Records from a data source
────────────────────

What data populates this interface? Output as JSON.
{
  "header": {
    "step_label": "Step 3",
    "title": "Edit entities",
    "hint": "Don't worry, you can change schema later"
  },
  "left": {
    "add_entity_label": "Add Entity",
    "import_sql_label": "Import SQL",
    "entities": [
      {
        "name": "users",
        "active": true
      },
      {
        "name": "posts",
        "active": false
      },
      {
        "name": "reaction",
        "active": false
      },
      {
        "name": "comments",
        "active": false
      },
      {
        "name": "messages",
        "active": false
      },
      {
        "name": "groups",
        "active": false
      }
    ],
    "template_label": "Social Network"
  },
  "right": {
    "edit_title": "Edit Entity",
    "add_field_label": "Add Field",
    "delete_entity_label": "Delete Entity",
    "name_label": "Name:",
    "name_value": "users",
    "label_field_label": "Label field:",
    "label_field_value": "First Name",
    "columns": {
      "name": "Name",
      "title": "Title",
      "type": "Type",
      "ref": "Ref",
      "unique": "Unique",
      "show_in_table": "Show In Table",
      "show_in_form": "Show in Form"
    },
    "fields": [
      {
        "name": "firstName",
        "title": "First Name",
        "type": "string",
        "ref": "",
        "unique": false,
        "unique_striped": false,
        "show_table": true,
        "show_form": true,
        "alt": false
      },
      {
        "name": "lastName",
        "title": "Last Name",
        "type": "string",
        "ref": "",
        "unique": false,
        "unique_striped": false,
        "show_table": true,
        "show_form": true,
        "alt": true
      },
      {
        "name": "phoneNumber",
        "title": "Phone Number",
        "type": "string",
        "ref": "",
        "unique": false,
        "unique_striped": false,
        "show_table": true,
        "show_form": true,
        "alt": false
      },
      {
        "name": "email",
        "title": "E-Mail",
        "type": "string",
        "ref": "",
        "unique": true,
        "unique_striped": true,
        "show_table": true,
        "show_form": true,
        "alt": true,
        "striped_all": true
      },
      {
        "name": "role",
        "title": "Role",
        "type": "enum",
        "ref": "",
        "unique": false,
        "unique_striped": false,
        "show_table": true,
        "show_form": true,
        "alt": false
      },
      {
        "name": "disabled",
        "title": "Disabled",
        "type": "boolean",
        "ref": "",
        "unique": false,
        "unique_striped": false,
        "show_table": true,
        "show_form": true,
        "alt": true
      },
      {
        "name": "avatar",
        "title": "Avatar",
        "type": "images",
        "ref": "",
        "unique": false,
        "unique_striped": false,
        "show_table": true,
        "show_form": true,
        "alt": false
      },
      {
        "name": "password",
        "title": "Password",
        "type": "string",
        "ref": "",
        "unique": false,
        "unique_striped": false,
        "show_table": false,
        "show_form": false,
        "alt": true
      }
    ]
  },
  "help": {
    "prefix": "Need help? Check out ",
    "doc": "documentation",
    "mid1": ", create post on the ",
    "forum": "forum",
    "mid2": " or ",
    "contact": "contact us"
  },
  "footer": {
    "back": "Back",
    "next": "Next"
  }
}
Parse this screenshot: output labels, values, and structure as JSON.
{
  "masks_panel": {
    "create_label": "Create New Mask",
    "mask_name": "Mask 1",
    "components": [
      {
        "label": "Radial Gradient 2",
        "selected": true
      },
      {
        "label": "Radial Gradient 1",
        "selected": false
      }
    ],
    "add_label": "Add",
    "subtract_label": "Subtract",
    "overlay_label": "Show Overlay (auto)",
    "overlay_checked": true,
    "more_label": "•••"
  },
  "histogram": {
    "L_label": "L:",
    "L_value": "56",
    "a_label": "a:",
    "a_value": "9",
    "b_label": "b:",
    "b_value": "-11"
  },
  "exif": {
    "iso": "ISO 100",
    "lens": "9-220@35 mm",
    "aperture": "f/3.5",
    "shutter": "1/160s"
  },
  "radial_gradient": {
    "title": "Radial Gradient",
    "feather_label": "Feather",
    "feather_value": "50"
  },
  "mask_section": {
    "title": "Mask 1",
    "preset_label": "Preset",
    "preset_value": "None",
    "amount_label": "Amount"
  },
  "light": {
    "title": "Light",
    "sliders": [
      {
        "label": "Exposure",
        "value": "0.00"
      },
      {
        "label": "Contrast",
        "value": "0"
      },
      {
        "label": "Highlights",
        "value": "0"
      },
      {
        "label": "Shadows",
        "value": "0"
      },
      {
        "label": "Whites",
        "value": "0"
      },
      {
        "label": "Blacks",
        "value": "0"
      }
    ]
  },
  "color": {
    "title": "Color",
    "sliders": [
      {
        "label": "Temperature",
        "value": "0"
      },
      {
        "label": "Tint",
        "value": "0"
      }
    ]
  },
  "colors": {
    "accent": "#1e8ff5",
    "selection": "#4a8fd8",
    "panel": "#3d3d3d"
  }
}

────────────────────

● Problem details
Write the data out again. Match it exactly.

● Answer
What data populates this interface? Output as JSON.
{
  "header": {
    "step_label": "Step 3",
    "title": "Edit entities",
    "hint": "Don't worry, you can change schema later"
  },
  "left": {
    "add_entity_label": "Add Entity",
    "import_sql_label": "Import SQL",
    "entities": [
      {
        "name": "users",
        "active": true
      },
      {
        "name": "posts",
        "active": false
      },
      {
        "name": "reaction",
        "active": false
      },
      {
        "name": "comments",
        "active": false
      },
      {
        "name": "messages",
        "active": false
      },
      {
        "name": "groups",
        "active": false
      }
    ],
    "template_label": "Social Network"
  },
  "right": {
    "edit_title": "Edit Entity",
    "add_field_label": "Add Field",
    "delete_entity_label": "Delete Entity",
    "name_label": "Name:",
    "name_value": "users",
    "label_field_label": "Label field:",
    "label_field_value": "First Name",
    "columns": {
      "name": "Name",
      "title": "Title",
      "type": "Type",
      "ref": "Ref",
      "unique": "Unique",
      "show_in_table": "Show In Table",
      "show_in_form": "Show in Form"
    },
    "fields": [
      {
        "name": "firstName",
        "title": "First Name",
        "type": "string",
        "ref": "",
        "unique": false,
        "unique_striped": false,
        "show_table": true,
        "show_form": true,
        "alt": false
      },
      {
        "name": "lastName",
        "title": "Last Name",
        "type": "string",
        "ref": "",
        "unique": false,
        "unique_striped": false,
        "show_table": true,
        "show_form": true,
        "alt": true
      },
      {
        "name": "phoneNumber",
        "title": "Phone Number",
        "type": "string",
        "ref": "",
        "unique": false,
        "unique_striped": false,
        "show_table": true,
        "show_form": true,
        "alt": false
      },
      {
        "name": "email",
        "title": "E-Mail",
        "type": "string",
        "ref": "",
        "unique": true,
        "unique_striped": true,
        "show_table": true,
        "show_form": true,
        "alt": true,
        "striped_all": true
      },
      {
        "name": "role",
        "title": "Role",
        "type": "enum",
        "ref": "",
        "unique": false,
        "unique_striped": false,
        "show_table": true,
        "show_form": true,
        "alt": false
      },
      {
        "name": "disabled",
        "title": "Disabled",
        "type": "boolean",
        "ref": "",
        "unique": false,
        "unique_striped": false,
        "show_table": true,
        "show_form": true,
        "alt": true
      },
      {
        "name": "avatar",
        "title": "Avatar",
        "type": "images",
        "ref": "",
        "unique": false,
        "unique_striped": false,
        "show_table": true,
        "show_form": true,
        "alt": false
      },
      {
        "name": "password",
        "title": "Password",
        "type": "string",
        "ref": "",
        "unique": false,
        "unique_striped": false,
        "show_table": false,
        "show_form": false,
        "alt": true
      }
    ]
  },
  "help": {
    "prefix": "Need help? Check out ",
    "doc": "documentation",
    "mid1": ", create post on the ",
    "forum": "forum",
    "mid2": " or ",
    "contact": "contact us"
  },
  "footer": {
    "back": "Back",
    "next": "Next"
  }
}
Parse this screenshot: output labels, values, and structure as JSON.
{
  "masks_panel": {
    "create_label": "Create New Mask",
    "mask_name": "Mask 1",
    "components": [
      {
        "label": "Radial Gradient 2",
        "selected": true
      },
      {
        "label": "Radial Gradient 1",
        "selected": false
      }
    ],
    "add_label": "Add",
    "subtract_label": "Subtract",
    "overlay_label": "Show Overlay (auto)",
    "overlay_checked": true,
    "more_label": "•••"
  },
  "histogram": {
    "L_label": "L:",
    "L_value": "56",
    "a_label": "a:",
    "a_value": "9",
    "b_label": "b:",
    "b_value": "-11"
  },
  "exif": {
    "iso": "ISO 100",
    "lens": "9-220@35 mm",
    "aperture": "f/3.5",
    "shutter": "1/160s"
  },
  "radial_gradient": {
    "title": "Radial Gradient",
    "feather_label": "Feather",
    "feather_value": "50"
  },
  "mask_section": {
    "title": "Mask 1",
    "preset_label": "Preset",
    "preset_value": "None",
    "amount_label": "Amount"
  },
  "light": {
    "title": "Light",
    "sliders": [
      {
        "label": "Exposure",
        "value": "0.00"
      },
      {
        "label": "Contrast",
        "value": "0"
      },
      {
        "label": "Highlights",
        "value": "0"
      },
      {
        "label": "Shadows",
        "value": "0"
      },
      {
        "label": "Whites",
        "value": "0"
      },
      {
        "label": "Blacks",
        "value": "0"
      }
    ]
  },
  "color": {
    "title": "Color",
    "sliders": [
      {
        "label": "Temperature",
        "value": "0"
      },
      {
        "label": "Tint",
        "value": "0"
      }
    ]
  },
  "colors": {
    "accent": "#1e8ff5",
    "selection": "#4a8fd8",
    "panel": "#3d3d3d"
  }
}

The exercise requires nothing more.